--- Exercise objective ---
Copy each line in the data that includes the word "严禁复制".

--- Stored items from a collection ---
========================================

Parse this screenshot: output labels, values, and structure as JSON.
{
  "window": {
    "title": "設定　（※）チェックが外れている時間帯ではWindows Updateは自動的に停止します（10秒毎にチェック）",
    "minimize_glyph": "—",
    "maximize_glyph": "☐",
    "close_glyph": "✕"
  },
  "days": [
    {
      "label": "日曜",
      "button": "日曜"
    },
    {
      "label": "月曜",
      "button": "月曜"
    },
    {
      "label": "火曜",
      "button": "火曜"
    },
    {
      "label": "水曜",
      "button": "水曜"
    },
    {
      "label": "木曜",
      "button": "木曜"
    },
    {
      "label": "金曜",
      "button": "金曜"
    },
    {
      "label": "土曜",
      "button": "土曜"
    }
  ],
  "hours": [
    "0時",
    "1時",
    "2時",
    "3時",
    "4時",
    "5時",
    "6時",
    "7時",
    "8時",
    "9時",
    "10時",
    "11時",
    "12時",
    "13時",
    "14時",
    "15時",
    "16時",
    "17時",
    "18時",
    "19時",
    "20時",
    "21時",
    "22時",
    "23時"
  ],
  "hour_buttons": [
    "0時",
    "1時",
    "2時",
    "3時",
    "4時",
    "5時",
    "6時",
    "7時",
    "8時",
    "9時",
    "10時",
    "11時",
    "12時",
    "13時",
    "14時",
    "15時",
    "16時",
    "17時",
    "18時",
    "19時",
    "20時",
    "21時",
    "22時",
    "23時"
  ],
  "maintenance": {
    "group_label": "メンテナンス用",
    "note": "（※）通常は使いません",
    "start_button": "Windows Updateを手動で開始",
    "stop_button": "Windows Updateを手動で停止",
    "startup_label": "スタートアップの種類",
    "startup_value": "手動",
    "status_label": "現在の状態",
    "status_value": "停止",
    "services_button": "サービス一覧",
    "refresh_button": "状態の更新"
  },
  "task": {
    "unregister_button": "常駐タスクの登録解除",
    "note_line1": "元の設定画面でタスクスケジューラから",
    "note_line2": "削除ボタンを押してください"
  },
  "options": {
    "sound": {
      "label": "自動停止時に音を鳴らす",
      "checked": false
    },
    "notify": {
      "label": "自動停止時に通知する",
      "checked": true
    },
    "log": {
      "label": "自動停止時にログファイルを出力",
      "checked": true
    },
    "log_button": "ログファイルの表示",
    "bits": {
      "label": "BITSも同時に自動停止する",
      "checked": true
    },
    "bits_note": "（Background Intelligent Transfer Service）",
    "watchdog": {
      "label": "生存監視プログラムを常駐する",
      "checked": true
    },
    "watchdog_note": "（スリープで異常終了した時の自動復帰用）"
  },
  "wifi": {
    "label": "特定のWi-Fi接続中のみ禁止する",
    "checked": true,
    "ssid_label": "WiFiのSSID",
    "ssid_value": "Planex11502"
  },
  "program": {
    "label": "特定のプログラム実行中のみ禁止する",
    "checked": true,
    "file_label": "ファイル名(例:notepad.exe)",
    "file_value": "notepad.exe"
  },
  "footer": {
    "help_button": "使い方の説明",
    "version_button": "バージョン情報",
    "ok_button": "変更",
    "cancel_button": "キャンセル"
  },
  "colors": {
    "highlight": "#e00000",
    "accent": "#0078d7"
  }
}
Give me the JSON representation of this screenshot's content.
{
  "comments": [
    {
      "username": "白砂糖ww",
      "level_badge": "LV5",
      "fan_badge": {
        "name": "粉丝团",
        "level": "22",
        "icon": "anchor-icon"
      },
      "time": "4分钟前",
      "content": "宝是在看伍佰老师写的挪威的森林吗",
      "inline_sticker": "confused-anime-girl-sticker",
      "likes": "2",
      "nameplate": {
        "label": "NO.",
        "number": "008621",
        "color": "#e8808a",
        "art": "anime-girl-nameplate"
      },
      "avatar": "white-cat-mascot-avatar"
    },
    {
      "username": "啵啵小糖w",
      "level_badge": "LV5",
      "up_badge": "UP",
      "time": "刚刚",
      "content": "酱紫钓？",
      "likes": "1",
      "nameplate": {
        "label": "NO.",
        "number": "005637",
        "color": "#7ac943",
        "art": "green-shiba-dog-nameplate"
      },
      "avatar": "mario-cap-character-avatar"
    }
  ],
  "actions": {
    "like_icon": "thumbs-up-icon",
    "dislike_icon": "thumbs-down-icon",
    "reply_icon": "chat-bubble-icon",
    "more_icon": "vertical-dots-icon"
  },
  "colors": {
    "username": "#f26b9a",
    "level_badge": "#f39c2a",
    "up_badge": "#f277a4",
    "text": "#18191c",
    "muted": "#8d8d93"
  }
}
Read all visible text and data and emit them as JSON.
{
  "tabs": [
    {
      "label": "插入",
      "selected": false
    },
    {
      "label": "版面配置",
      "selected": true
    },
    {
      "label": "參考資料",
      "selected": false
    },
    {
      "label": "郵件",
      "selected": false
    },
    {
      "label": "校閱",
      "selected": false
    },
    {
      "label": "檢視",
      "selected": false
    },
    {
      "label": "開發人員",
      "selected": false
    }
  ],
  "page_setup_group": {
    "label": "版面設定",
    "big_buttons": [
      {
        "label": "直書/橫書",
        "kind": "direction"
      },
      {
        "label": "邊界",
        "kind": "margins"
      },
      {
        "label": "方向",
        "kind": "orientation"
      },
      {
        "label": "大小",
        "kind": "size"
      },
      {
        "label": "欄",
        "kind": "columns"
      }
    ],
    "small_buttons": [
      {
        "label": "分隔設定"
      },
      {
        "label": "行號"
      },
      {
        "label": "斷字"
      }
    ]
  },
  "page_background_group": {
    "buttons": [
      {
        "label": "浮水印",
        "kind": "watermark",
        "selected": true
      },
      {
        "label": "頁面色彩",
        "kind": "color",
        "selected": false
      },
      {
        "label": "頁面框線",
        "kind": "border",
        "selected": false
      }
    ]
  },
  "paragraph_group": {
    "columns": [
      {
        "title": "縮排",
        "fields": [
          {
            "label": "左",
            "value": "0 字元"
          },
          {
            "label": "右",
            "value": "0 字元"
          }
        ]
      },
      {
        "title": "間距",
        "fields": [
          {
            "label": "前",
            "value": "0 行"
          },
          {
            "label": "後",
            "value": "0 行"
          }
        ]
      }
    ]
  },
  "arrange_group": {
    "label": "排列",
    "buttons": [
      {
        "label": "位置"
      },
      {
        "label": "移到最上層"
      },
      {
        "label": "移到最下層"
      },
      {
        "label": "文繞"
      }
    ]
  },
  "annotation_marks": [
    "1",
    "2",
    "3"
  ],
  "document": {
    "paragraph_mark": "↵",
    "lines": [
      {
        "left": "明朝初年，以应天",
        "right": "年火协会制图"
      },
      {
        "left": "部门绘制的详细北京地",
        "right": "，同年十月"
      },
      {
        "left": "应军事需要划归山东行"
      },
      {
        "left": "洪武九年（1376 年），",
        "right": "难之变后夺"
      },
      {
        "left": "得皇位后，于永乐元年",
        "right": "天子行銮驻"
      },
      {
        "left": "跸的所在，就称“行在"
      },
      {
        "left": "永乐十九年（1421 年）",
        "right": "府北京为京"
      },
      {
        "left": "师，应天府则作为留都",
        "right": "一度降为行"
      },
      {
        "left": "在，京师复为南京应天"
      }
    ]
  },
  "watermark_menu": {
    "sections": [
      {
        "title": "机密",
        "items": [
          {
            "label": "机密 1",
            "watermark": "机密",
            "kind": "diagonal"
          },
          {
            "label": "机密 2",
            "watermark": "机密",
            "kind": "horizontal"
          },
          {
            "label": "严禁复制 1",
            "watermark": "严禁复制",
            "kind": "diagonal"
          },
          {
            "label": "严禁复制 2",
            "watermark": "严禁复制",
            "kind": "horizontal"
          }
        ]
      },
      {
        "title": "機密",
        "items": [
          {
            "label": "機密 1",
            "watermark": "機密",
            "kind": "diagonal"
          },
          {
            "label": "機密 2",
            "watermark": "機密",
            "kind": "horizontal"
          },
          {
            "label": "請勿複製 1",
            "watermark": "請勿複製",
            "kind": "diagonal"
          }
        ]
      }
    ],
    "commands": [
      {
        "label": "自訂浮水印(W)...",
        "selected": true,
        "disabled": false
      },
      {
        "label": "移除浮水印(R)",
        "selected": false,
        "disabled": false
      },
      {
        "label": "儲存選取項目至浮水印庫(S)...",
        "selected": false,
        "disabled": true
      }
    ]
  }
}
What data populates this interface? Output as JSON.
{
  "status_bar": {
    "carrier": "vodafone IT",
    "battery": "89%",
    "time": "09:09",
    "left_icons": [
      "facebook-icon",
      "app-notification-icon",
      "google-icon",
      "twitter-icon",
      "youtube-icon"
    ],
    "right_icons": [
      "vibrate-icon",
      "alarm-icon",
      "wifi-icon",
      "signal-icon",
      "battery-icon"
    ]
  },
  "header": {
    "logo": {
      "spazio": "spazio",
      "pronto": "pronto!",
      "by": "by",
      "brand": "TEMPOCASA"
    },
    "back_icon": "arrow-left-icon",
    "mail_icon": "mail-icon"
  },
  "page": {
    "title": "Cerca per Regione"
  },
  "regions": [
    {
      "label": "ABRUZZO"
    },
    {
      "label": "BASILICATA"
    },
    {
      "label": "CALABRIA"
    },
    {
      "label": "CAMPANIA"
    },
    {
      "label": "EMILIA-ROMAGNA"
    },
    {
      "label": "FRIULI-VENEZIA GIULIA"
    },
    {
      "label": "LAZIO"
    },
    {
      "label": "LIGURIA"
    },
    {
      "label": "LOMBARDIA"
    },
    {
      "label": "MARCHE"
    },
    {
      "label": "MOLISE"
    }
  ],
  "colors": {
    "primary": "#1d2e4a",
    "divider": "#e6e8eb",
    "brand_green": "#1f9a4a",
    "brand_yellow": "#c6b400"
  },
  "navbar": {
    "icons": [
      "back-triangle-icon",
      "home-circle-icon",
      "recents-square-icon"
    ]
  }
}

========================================

--- Answer section ---
            "label": "严禁复制 1",
            "watermark": "严禁复制",
            "label": "严禁复制 2",
            "watermark": "严禁复制",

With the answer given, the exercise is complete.